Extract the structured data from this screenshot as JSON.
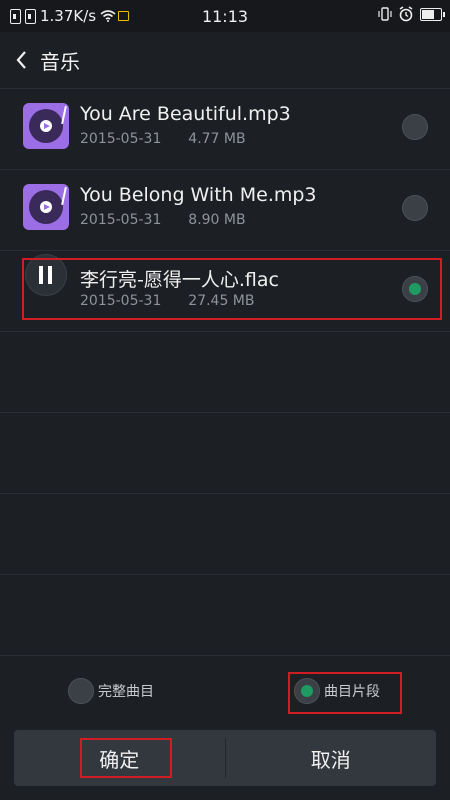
{
  "statusbar": {
    "network_speed": "1.37K/s",
    "time": "11:13"
  },
  "header": {
    "title": "音乐"
  },
  "tracks": [
    {
      "title": "You Are Beautiful.mp3",
      "date": "2015-05-31",
      "size": "4.77 MB",
      "selected": false,
      "playing": false
    },
    {
      "title": "You Belong With Me.mp3",
      "date": "2015-05-31",
      "size": "8.90 MB",
      "selected": false,
      "playing": false
    },
    {
      "title": "李行亮-愿得一人心.flac",
      "date": "2015-05-31",
      "size": "27.45 MB",
      "selected": true,
      "playing": true
    }
  ],
  "options": {
    "full_label": "完整曲目",
    "clip_label": "曲目片段",
    "selected": "clip"
  },
  "actions": {
    "confirm_label": "确定",
    "cancel_label": "取消"
  },
  "colors": {
    "accent": "#1e9a62",
    "highlight": "#d21c24",
    "thumb": "#9b6ee6",
    "background": "#1c1f24"
  },
  "icons": {
    "back": "chevron-left-icon",
    "music": "music-disc-icon",
    "pause": "pause-icon"
  }
}
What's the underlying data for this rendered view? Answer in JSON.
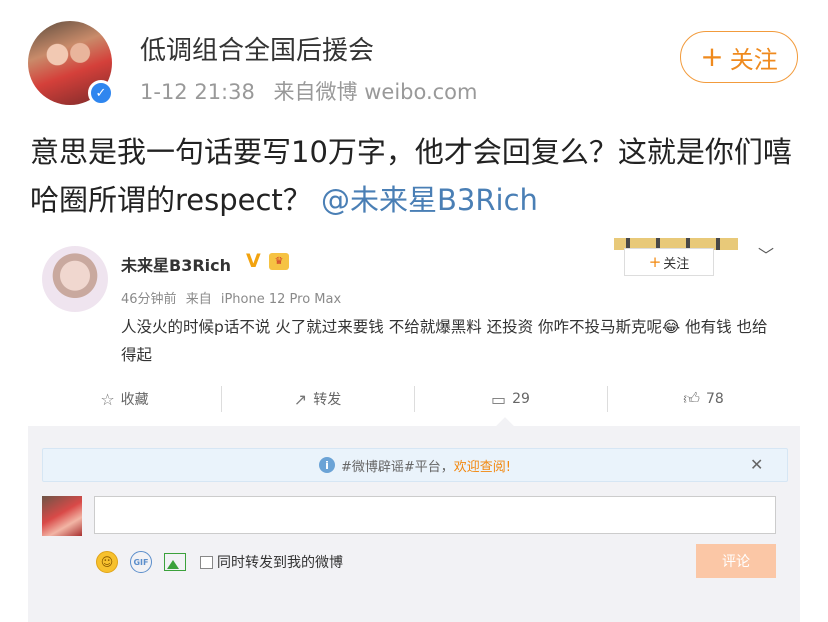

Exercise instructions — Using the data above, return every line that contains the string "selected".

Exercise solution —
      "selected": false,
      "selected": false,
      "selected": true,
    "selected": "clip"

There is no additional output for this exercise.